== Supplied data ==
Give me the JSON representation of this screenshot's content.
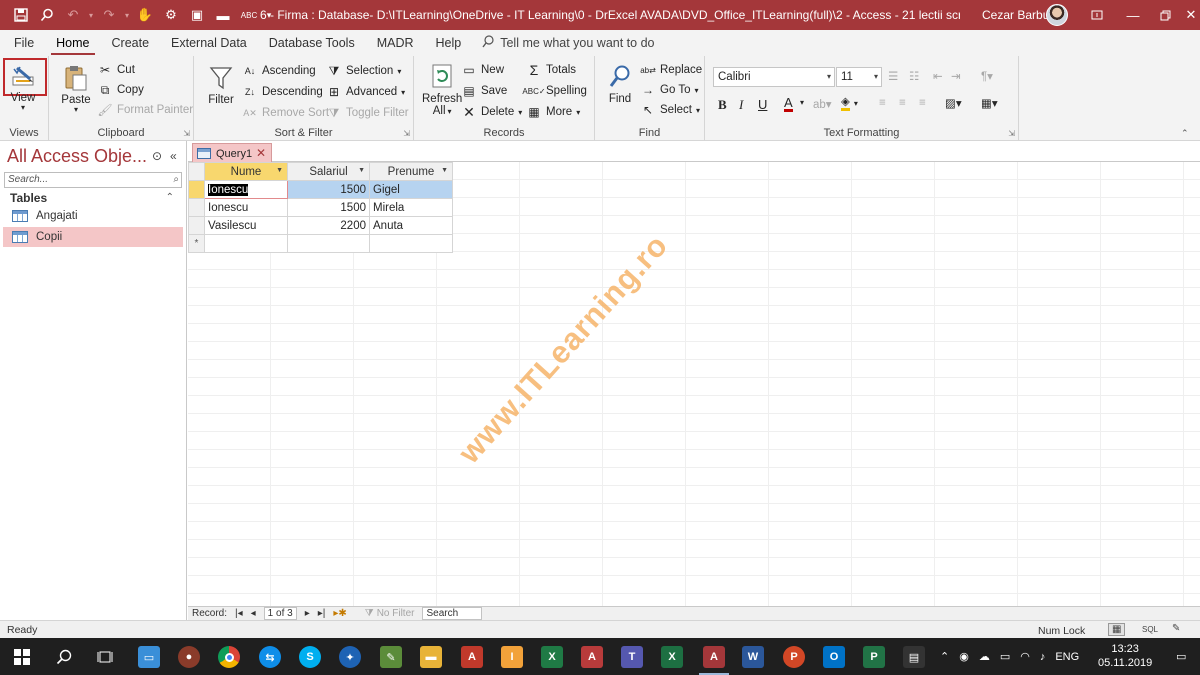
{
  "window": {
    "title": "6 - Firma : Database- D:\\ITLearning\\OneDrive - IT Learning\\0 - DrExcel AVADA\\DVD_Office_ITLearning(full)\\2 - Access - 21 lectii scrise\\1 - Access\\6 (...",
    "user": "Cezar Barbu"
  },
  "menu": {
    "tabs": [
      "File",
      "Home",
      "Create",
      "External Data",
      "Database Tools",
      "MADR",
      "Help"
    ],
    "active": "Home",
    "tell_me": "Tell me what you want to do"
  },
  "ribbon": {
    "views": {
      "view": "View",
      "label": "Views"
    },
    "clipboard": {
      "paste": "Paste",
      "cut": "Cut",
      "copy": "Copy",
      "format_painter": "Format Painter",
      "label": "Clipboard"
    },
    "sort_filter": {
      "filter": "Filter",
      "ascending": "Ascending",
      "descending": "Descending",
      "remove_sort": "Remove Sort",
      "selection": "Selection",
      "advanced": "Advanced",
      "toggle_filter": "Toggle Filter",
      "label": "Sort & Filter"
    },
    "records": {
      "refresh": "Refresh",
      "refresh_all": "All",
      "new": "New",
      "save": "Save",
      "delete": "Delete",
      "totals": "Totals",
      "spelling": "Spelling",
      "more": "More",
      "label": "Records"
    },
    "find": {
      "find": "Find",
      "replace": "Replace",
      "go_to": "Go To",
      "select": "Select",
      "label": "Find"
    },
    "text_formatting": {
      "font": "Calibri",
      "size": "11",
      "bold": "B",
      "italic": "I",
      "underline": "U",
      "font_color": "A",
      "label": "Text Formatting"
    }
  },
  "nav": {
    "title": "All Access Obje...",
    "search_placeholder": "Search...",
    "section": "Tables",
    "items": [
      {
        "label": "Angajati",
        "selected": false
      },
      {
        "label": "Copii",
        "selected": true
      }
    ]
  },
  "doc_tab": {
    "label": "Query1"
  },
  "datasheet": {
    "columns": [
      "Nume",
      "Salariul",
      "Prenume"
    ],
    "rows": [
      {
        "nume": "Ionescu",
        "salariul": "1500",
        "prenume": "Gigel"
      },
      {
        "nume": "Ionescu",
        "salariul": "1500",
        "prenume": "Mirela"
      },
      {
        "nume": "Vasilescu",
        "salariul": "2200",
        "prenume": "Anuta"
      }
    ],
    "new_row_marker": "*"
  },
  "record_nav": {
    "label": "Record:",
    "position": "1 of 3",
    "filter": "No Filter",
    "search": "Search"
  },
  "status": {
    "left": "Ready",
    "num_lock": "Num Lock",
    "sql": "SQL"
  },
  "watermark": "www.ITLearning.ro",
  "taskbar": {
    "language": "ENG",
    "time": "13:23",
    "date": "05.11.2019"
  },
  "colors": {
    "accent": "#a4373a",
    "selected_row": "#b6d3f0",
    "header_highlight": "#f8d76e",
    "nav_selected": "#f4c6c7"
  }
}
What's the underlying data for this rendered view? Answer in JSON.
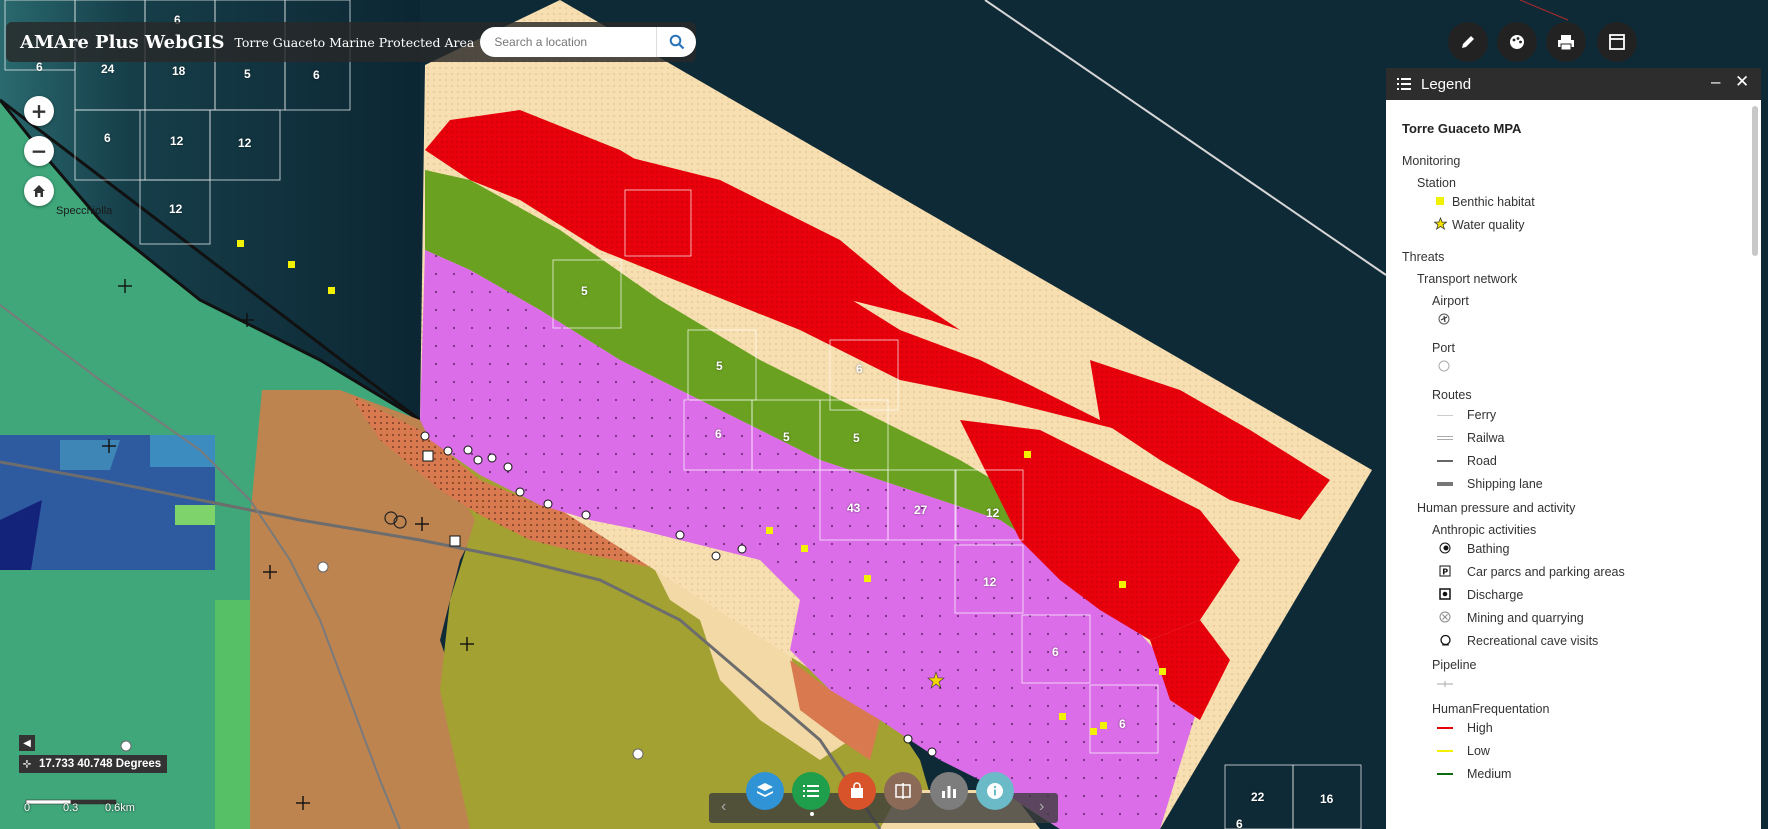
{
  "header": {
    "app_title": "AMAre Plus WebGIS",
    "subtitle": "Torre Guaceto Marine Protected Area",
    "search_placeholder": "Search a location"
  },
  "map": {
    "place_label": "Specchiolla",
    "grid_numbers_topleft": [
      "6",
      "6",
      "24",
      "18",
      "5",
      "6",
      "6",
      "12",
      "12",
      "12"
    ],
    "grid_numbers_habitat": [
      "5",
      "5",
      "6",
      "6",
      "5",
      "5",
      "43",
      "27",
      "12",
      "12",
      "6",
      "6"
    ],
    "grid_numbers_bottomright": [
      "22",
      "16",
      "6"
    ],
    "habitat_colors": {
      "red": "#e8000b",
      "sand": "#f7dfb2",
      "green": "#6aa121",
      "violet": "#db6ee8",
      "brown": "#cc8a55",
      "olive": "#a3a131",
      "orange": "#d8794f",
      "land_teal": "#3fa77a",
      "sea": "#113040"
    }
  },
  "legend": {
    "title": "Legend",
    "group_title": "Torre Guaceto MPA",
    "monitoring": "Monitoring",
    "station": "Station",
    "benthic": "Benthic habitat",
    "water_quality": "Water quality",
    "threats": "Threats",
    "transport": "Transport network",
    "airport": "Airport",
    "port": "Port",
    "routes": "Routes",
    "ferry": "Ferry",
    "railwa": "Railwa",
    "road": "Road",
    "shipping": "Shipping lane",
    "human_pressure": "Human pressure and activity",
    "anthropic": "Anthropic activities",
    "bathing": "Bathing",
    "car_parcs": "Car parcs and parking areas",
    "discharge": "Discharge",
    "mining": "Mining and quarrying",
    "cave": "Recreational cave visits",
    "pipeline": "Pipeline",
    "human_freq": "HumanFrequentation",
    "high": "High",
    "low": "Low",
    "medium": "Medium",
    "minimize": "–",
    "close": "✕"
  },
  "coords": {
    "value": "17.733 40.748 Degrees"
  },
  "scale": {
    "labels": [
      "0",
      "0.3",
      "0.6km"
    ]
  },
  "toolbar": {
    "prev": "‹",
    "next": "›"
  },
  "icons": {
    "search": "search-icon",
    "zoom_in": "+",
    "zoom_out": "−",
    "home": "home-icon"
  }
}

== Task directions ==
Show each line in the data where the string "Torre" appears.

== Answer for this exercise ==
    "subtitle": "Torre Guaceto Marine Protected Area",
    "group_title": "Torre Guaceto MPA",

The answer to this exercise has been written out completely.